Like most websites Alcoholics Anonymous (GB) Ltd. uses cookies. In order to deliver a personalised, responsive service and to improve the site, we remember and store information about how you use it.
This is done using simple text files called cookies which sit on your computer. By using this site you are agreeing to this principle. Click here to remove this notice.

HomeContact InformationUseful Links
0800 9177 650

Call our National Helpline


0800 9177 650

Relief Is Not Release

Audio Version

After 20 plus years of unsuccessfully quitting drinking forever, I was finally taken to my first AA meeting. I was coming off a three-day drinking binge, still pretty much in an incoherent daze. Although I recall very little about that meeting, I do remember becoming very emotional during The Lord's Prayer, and left with a very strong conviction that AA was really going to work for me. From then on, I became a full speed ahead meeting attendee, generally going to more than just one meeting a day for months on end.

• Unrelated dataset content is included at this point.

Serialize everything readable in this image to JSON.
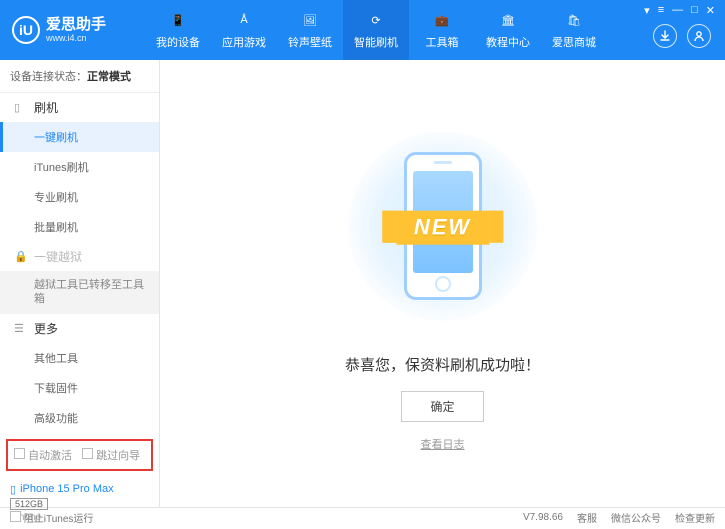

As I began to share openly at meetings, as well as before and after, those uncomfortable feelings of anger, anxiety and depression slowly diminished. As a matter of fact, I would leave meetings feeling great! This blessed relief would last for hours, often till I got to my next AA meeting, and then the happy cycle would start all over again. In the Big Book of Alcoholics Anonymous p82 it says 'Don't see anything the matter here, Ma. Ain't it grand the wind stopped blowin'?' but hold the phone! Those obsessive whisky thoughts still nagged on with a persistent vengeance.

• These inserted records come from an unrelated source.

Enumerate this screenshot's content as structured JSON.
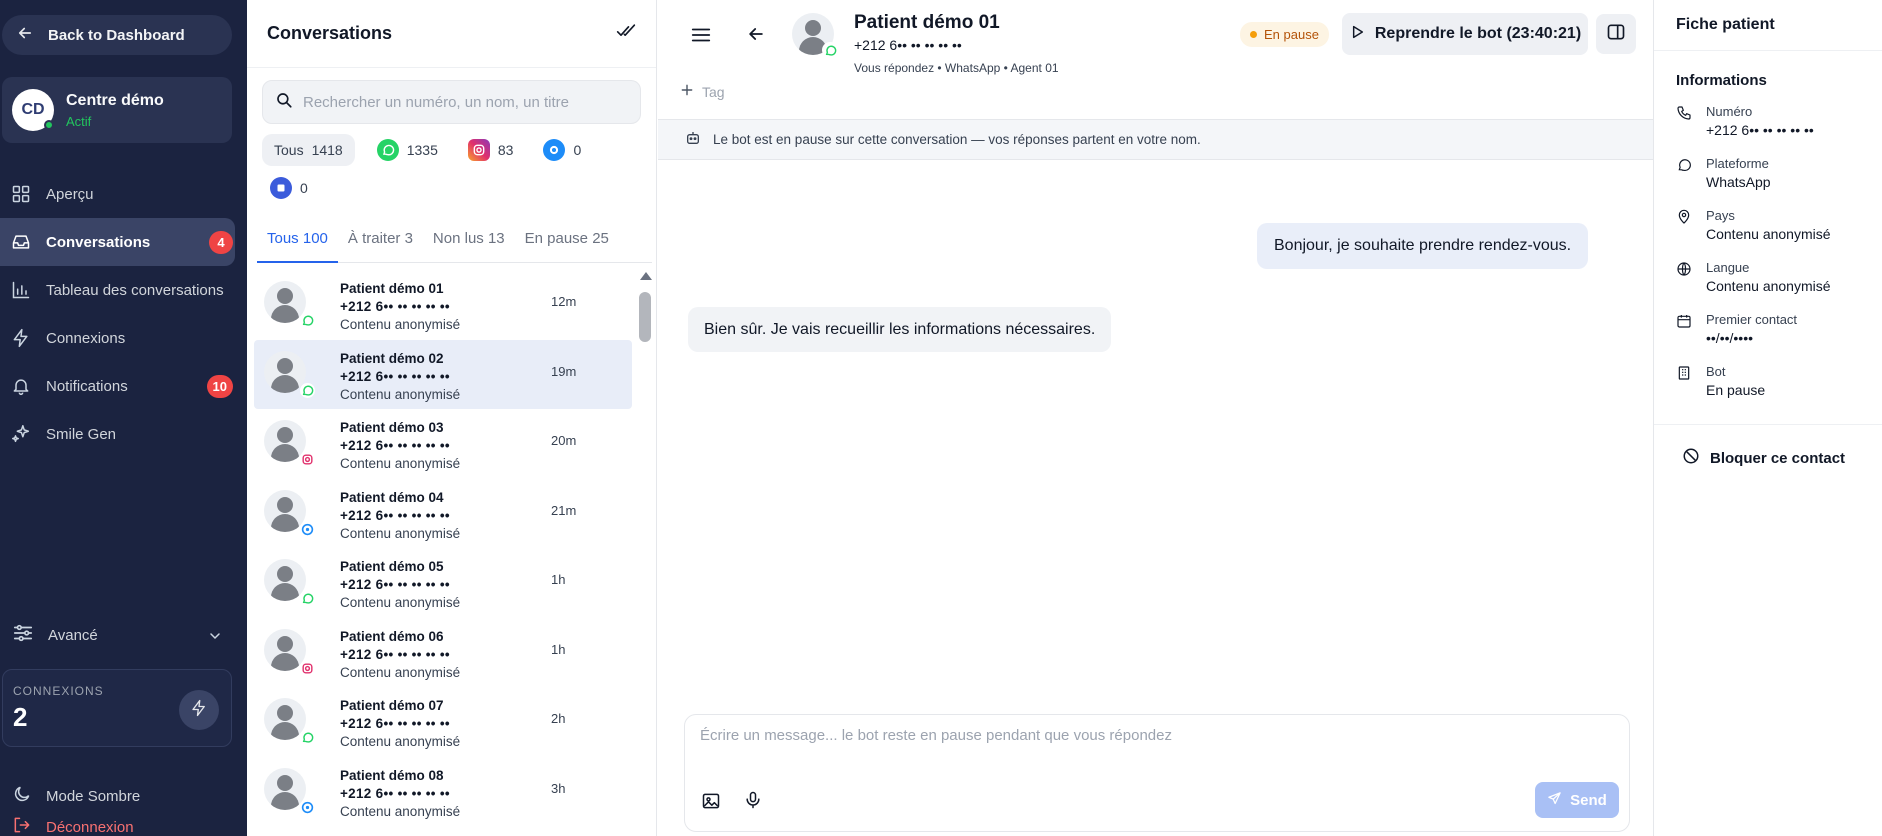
{
  "sidebar": {
    "back_label": "Back to Dashboard",
    "center": {
      "initials": "CD",
      "name": "Centre démo",
      "status": "Actif"
    },
    "nav": [
      {
        "label": "Aperçu",
        "icon": "grid-icon",
        "badge": null
      },
      {
        "label": "Conversations",
        "icon": "inbox-icon",
        "badge": "4"
      },
      {
        "label": "Tableau des conversations",
        "icon": "bar-chart-icon",
        "badge": null
      },
      {
        "label": "Connexions",
        "icon": "bolt-icon",
        "badge": null
      },
      {
        "label": "Notifications",
        "icon": "bell-icon",
        "badge": "10"
      },
      {
        "label": "Smile Gen",
        "icon": "sparkles-icon",
        "badge": null
      }
    ],
    "advanced_label": "Avancé",
    "connections": {
      "title": "CONNEXIONS",
      "count": "2"
    },
    "dark_mode_label": "Mode Sombre",
    "logout_label": "Déconnexion"
  },
  "conversations": {
    "title": "Conversations",
    "search_placeholder": "Rechercher un numéro, un nom, un titre",
    "filters": {
      "all_label": "Tous",
      "all_count": "1418",
      "whatsapp_count": "1335",
      "instagram_count": "83",
      "messenger_count": "0",
      "other_count": "0"
    },
    "tabs": [
      "Tous 100",
      "À traiter 3",
      "Non lus 13",
      "En pause 25"
    ],
    "rows": [
      {
        "name": "Patient démo 01",
        "phone": "+212 6•• •• •• •• ••",
        "subtitle": "Contenu anonymisé",
        "time": "12m",
        "platform": "whatsapp"
      },
      {
        "name": "Patient démo 02",
        "phone": "+212 6•• •• •• •• ••",
        "subtitle": "Contenu anonymisé",
        "time": "19m",
        "platform": "whatsapp"
      },
      {
        "name": "Patient démo 03",
        "phone": "+212 6•• •• •• •• ••",
        "subtitle": "Contenu anonymisé",
        "time": "20m",
        "platform": "instagram"
      },
      {
        "name": "Patient démo 04",
        "phone": "+212 6•• •• •• •• ••",
        "subtitle": "Contenu anonymisé",
        "time": "21m",
        "platform": "messenger"
      },
      {
        "name": "Patient démo 05",
        "phone": "+212 6•• •• •• •• ••",
        "subtitle": "Contenu anonymisé",
        "time": "1h",
        "platform": "whatsapp"
      },
      {
        "name": "Patient démo 06",
        "phone": "+212 6•• •• •• •• ••",
        "subtitle": "Contenu anonymisé",
        "time": "1h",
        "platform": "instagram"
      },
      {
        "name": "Patient démo 07",
        "phone": "+212 6•• •• •• •• ••",
        "subtitle": "Contenu anonymisé",
        "time": "2h",
        "platform": "whatsapp"
      },
      {
        "name": "Patient démo 08",
        "phone": "+212 6•• •• •• •• ••",
        "subtitle": "Contenu anonymisé",
        "time": "3h",
        "platform": "messenger"
      }
    ]
  },
  "chat": {
    "name": "Patient démo 01",
    "phone": "+212 6•• •• •• •• ••",
    "meta": "Vous répondez • WhatsApp • Agent 01",
    "status": "En pause",
    "resume_label": "Reprendre le bot (23:40:21)",
    "tag_label": "Tag",
    "banner": "Le bot est en pause sur cette conversation — vos réponses partent en votre nom.",
    "messages": [
      {
        "direction": "out",
        "text": "Bonjour, je souhaite prendre rendez-vous."
      },
      {
        "direction": "in",
        "text": "Bien sûr. Je vais recueillir les informations nécessaires."
      }
    ],
    "composer_placeholder": "Écrire un message... le bot reste en pause pendant que vous répondez",
    "send_label": "Send"
  },
  "patient": {
    "title": "Fiche patient",
    "section": "Informations",
    "fields": [
      {
        "label": "Numéro",
        "value": "+212 6•• •• •• •• ••",
        "icon": "phone-icon"
      },
      {
        "label": "Plateforme",
        "value": "WhatsApp",
        "icon": "chat-bubble-icon"
      },
      {
        "label": "Pays",
        "value": "Contenu anonymisé",
        "icon": "map-pin-icon"
      },
      {
        "label": "Langue",
        "value": "Contenu anonymisé",
        "icon": "globe-icon"
      },
      {
        "label": "Premier contact",
        "value": "••/••/••••",
        "icon": "calendar-icon"
      },
      {
        "label": "Bot",
        "value": "En pause",
        "icon": "building-icon"
      }
    ],
    "block_label": "Bloquer ce contact"
  },
  "colors": {
    "sidebar_bg": "#1b2340",
    "accent": "#2563eb",
    "badge": "#ef4444",
    "whatsapp": "#25d366",
    "instagram": "#e1306c",
    "messenger": "#1d8cf8"
  }
}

This phenomenon is often tagged as an 'AA honeymoon'. I was having a relief but not a release. Someone quipped "Survival on the AA Fellowship is untreated alcoholism." Even after six months being happily sober I had not yet gone through the Twelve Step Programme and was unknowingly living a life of untreated alcoholism. Eventually, those honeymoon periods grew shorter and shorter. My unpleasant emotions returned and the whisky obsession grew stronger and stronger.

Finally, after a Hollywood parade, my untreated alcoholism allowed me to march into a bar and almost order a drink. Thank God I didn't but I could easily see that alternating periods of relief from my emotional problems was not going to keep me sober. Within weeks a new sponsor had me living the AA Programme of Recovery via the Twelve Steps. A few months later I experienced a release and my obsession for whisky miraculously disappeared.

I have learned that although the AA Fellowship may provide pleasant periods of relief, it is the Twelve Steps of AA in action that provide the necessary release for me to remain happy, joyous and free - and sober!

Bob S
Richmond, Indiana, USA